>>>

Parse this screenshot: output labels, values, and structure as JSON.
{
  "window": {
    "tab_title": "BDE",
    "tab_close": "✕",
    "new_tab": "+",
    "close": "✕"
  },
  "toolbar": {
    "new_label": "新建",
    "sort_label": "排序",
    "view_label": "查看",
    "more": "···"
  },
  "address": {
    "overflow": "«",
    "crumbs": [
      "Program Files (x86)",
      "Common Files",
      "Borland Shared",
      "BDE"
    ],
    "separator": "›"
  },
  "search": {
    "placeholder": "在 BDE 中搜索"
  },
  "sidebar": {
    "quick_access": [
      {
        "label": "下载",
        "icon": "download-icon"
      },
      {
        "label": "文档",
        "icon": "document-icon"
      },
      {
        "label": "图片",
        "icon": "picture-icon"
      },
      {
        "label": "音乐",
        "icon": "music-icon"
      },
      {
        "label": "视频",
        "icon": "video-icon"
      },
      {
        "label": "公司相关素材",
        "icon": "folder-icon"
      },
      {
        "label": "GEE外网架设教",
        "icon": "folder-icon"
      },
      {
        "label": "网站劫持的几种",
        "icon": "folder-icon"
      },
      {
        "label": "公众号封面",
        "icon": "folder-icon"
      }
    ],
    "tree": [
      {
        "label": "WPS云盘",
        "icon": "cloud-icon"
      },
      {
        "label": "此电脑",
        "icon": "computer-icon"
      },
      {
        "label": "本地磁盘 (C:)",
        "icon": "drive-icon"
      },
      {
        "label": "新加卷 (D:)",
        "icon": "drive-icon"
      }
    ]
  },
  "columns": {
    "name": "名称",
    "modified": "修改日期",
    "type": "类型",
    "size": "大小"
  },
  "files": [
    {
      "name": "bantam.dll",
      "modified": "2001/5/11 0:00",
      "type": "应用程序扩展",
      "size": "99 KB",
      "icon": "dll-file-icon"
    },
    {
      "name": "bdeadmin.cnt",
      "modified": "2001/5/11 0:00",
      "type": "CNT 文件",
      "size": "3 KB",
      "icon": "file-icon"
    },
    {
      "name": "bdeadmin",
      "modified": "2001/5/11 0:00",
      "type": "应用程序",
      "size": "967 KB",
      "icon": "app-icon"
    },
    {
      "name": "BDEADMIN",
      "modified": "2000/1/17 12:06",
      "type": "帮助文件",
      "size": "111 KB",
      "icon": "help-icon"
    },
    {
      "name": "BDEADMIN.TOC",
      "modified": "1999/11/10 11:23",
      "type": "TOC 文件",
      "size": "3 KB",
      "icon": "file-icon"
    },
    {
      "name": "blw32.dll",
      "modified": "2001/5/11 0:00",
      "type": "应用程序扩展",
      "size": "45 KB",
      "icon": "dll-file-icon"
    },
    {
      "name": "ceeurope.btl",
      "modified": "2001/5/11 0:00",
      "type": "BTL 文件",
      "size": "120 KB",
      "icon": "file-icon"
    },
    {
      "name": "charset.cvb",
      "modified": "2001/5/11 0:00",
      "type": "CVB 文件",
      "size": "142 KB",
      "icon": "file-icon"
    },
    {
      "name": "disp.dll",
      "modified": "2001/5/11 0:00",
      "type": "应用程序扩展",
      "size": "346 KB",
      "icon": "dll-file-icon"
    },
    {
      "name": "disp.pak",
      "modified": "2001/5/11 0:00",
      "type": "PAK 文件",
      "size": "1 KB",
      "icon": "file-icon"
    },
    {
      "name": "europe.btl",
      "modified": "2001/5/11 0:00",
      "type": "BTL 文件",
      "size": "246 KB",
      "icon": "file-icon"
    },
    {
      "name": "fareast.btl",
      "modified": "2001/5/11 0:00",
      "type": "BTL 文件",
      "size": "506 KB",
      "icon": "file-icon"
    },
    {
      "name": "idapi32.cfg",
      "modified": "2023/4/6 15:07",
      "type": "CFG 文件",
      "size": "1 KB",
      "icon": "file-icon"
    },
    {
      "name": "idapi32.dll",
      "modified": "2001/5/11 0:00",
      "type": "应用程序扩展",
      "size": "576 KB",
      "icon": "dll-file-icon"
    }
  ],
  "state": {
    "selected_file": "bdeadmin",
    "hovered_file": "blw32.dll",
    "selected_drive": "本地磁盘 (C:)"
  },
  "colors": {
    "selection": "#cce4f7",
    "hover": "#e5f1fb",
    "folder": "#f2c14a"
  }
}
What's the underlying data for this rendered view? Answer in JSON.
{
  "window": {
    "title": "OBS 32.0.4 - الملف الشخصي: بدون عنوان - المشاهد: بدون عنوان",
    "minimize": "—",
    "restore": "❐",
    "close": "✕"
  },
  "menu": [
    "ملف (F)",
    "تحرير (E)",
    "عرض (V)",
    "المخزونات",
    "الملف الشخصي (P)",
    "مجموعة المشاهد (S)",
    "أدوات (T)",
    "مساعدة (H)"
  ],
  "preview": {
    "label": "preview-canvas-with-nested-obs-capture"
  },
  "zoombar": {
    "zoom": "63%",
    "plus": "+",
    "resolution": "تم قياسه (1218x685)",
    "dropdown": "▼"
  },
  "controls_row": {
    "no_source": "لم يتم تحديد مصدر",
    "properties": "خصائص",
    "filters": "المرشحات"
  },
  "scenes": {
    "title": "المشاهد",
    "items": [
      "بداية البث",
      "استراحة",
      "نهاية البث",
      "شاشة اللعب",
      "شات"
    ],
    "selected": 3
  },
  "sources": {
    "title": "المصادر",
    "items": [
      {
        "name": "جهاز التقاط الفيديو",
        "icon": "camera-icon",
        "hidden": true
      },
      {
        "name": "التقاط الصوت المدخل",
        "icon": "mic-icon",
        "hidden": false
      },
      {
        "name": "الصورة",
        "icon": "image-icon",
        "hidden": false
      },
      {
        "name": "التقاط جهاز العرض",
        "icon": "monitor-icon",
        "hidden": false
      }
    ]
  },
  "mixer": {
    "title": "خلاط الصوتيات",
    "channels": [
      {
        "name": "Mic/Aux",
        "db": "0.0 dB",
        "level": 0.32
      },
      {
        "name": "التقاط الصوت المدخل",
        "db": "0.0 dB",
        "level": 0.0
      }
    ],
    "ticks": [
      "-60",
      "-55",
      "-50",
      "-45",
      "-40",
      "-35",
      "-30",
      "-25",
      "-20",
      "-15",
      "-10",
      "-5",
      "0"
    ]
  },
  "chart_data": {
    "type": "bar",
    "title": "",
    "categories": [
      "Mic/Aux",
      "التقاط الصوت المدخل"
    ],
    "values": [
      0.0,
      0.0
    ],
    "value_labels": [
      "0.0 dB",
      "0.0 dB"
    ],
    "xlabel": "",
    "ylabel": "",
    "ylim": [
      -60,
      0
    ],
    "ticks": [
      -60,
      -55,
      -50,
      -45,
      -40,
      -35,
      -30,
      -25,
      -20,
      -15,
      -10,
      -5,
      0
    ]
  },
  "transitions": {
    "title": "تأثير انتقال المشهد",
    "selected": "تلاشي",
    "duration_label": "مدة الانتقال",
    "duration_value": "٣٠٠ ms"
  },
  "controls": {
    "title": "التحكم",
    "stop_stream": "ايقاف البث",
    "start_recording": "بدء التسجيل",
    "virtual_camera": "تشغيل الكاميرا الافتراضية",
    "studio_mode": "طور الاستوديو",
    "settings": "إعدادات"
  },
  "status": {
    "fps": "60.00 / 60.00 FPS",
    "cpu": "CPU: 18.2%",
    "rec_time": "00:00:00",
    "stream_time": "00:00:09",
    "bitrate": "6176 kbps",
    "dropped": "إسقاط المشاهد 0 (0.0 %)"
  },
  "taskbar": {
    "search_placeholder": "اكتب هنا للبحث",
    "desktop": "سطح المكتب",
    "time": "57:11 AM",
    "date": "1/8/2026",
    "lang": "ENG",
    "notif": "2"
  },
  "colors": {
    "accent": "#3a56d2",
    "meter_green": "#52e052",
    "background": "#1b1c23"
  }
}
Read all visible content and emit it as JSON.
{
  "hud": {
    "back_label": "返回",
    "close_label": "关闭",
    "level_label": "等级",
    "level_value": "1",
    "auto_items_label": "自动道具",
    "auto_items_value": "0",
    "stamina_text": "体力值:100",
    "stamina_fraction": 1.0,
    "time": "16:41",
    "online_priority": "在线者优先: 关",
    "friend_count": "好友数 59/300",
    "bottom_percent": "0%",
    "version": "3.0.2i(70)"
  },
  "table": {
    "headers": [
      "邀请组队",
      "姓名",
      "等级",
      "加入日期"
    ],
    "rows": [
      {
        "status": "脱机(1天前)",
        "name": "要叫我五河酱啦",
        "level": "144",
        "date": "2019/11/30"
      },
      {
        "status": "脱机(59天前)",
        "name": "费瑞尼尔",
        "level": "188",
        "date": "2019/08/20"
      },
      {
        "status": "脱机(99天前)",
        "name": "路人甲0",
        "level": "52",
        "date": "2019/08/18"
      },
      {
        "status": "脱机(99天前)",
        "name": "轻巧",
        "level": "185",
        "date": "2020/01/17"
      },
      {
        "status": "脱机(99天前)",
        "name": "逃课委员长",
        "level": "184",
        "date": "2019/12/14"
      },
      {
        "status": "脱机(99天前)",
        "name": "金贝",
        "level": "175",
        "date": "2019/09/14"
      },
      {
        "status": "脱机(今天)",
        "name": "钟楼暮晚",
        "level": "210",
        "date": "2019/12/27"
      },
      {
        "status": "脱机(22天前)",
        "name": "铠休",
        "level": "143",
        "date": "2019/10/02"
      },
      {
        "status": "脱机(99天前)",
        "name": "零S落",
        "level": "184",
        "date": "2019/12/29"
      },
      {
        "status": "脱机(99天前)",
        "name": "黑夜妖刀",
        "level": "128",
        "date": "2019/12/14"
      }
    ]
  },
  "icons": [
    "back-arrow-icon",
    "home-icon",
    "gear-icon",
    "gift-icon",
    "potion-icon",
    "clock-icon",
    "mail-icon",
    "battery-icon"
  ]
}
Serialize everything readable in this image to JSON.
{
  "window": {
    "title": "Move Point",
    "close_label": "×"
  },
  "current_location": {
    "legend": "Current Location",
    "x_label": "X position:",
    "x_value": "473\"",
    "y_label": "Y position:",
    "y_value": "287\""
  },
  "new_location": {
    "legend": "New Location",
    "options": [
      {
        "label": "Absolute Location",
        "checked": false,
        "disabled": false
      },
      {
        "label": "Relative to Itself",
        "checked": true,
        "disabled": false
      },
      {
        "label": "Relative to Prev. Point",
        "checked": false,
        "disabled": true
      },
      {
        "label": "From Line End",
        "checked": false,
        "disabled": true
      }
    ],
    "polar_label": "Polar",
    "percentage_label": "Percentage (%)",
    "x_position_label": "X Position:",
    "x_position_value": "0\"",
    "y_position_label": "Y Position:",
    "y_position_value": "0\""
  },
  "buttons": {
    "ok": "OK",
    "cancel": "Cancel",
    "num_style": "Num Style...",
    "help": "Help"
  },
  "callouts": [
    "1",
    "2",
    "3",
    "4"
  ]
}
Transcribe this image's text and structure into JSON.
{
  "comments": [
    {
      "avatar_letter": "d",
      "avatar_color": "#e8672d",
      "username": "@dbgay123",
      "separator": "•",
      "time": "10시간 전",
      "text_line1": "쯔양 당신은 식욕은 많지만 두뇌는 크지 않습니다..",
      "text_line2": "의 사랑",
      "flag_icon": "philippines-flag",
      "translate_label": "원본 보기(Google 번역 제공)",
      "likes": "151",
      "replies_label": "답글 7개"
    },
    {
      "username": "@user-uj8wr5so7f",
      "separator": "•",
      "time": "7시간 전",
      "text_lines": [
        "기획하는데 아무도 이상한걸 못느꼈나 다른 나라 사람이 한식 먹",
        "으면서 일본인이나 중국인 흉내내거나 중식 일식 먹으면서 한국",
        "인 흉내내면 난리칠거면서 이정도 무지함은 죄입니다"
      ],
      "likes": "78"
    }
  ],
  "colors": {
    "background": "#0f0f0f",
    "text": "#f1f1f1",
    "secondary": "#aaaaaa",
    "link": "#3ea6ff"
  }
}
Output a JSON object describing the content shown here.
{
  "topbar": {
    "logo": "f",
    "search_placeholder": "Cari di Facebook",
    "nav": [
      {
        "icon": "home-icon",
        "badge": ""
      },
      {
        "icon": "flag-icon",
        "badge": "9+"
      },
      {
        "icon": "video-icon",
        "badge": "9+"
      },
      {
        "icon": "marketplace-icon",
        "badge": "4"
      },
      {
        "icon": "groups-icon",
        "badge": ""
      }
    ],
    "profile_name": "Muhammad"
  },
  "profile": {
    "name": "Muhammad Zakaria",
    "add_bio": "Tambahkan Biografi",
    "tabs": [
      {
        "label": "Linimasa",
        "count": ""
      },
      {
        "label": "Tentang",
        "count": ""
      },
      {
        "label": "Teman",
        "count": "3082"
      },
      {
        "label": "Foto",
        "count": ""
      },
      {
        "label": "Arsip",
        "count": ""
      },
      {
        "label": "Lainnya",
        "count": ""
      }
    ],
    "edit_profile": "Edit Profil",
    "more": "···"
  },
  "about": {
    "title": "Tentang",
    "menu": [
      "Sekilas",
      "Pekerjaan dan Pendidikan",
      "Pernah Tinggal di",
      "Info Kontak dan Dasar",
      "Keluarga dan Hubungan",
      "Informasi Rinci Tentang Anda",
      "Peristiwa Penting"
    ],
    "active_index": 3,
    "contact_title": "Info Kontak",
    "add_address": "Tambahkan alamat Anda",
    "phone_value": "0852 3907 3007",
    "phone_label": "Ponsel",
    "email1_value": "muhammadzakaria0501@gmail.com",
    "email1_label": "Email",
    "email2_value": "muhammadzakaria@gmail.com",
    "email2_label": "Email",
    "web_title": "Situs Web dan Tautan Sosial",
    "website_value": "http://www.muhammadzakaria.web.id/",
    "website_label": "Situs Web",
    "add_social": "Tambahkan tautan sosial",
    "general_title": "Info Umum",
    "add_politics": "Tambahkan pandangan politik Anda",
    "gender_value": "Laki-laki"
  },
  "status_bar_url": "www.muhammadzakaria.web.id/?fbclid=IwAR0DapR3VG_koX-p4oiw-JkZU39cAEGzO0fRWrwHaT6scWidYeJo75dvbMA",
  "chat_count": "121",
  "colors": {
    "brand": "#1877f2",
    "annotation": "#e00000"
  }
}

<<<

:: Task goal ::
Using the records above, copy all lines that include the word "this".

:: Written solution ::
Parse this screenshot: output labels, values, and structure as JSON.
What's the underlying data for this rendered view? Answer in JSON.
Serialize everything readable in this image to JSON.
Transcribe this image's text and structure into JSON.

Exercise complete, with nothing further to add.